[Records from a data collection]

>>>>>

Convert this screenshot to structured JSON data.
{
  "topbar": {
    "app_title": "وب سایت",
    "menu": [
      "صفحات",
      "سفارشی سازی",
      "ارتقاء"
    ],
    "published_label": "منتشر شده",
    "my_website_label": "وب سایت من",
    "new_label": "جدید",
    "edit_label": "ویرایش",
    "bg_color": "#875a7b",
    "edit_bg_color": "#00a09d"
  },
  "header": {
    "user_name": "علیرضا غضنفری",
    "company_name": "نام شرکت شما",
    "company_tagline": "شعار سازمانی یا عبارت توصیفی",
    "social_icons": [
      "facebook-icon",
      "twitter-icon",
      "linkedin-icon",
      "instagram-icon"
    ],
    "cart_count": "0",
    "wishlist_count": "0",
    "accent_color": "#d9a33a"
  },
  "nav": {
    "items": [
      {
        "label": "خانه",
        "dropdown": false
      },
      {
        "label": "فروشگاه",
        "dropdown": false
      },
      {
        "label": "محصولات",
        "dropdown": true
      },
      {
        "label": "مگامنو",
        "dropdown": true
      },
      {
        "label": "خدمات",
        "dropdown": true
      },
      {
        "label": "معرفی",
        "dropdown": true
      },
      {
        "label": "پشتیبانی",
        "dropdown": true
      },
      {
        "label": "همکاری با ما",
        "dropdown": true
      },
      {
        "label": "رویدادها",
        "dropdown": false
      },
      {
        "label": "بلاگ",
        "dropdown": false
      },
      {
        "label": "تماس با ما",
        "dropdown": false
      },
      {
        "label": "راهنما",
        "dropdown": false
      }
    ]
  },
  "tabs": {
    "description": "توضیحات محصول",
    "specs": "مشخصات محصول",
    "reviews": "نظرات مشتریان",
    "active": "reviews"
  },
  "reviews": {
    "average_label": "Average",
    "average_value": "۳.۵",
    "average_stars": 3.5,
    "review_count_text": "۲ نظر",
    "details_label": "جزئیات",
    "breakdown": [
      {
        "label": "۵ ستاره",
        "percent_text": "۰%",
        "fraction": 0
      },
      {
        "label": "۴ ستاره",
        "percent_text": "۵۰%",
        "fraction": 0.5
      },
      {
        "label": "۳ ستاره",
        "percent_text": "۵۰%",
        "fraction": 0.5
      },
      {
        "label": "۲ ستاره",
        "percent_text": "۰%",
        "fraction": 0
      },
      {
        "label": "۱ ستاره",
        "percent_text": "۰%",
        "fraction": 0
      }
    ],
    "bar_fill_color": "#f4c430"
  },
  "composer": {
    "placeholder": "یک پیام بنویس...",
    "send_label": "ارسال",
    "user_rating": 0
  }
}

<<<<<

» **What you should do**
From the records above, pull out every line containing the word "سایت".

» **The answer**
    "app_title": "وب سایت",
    "my_website_label": "وب سایت من",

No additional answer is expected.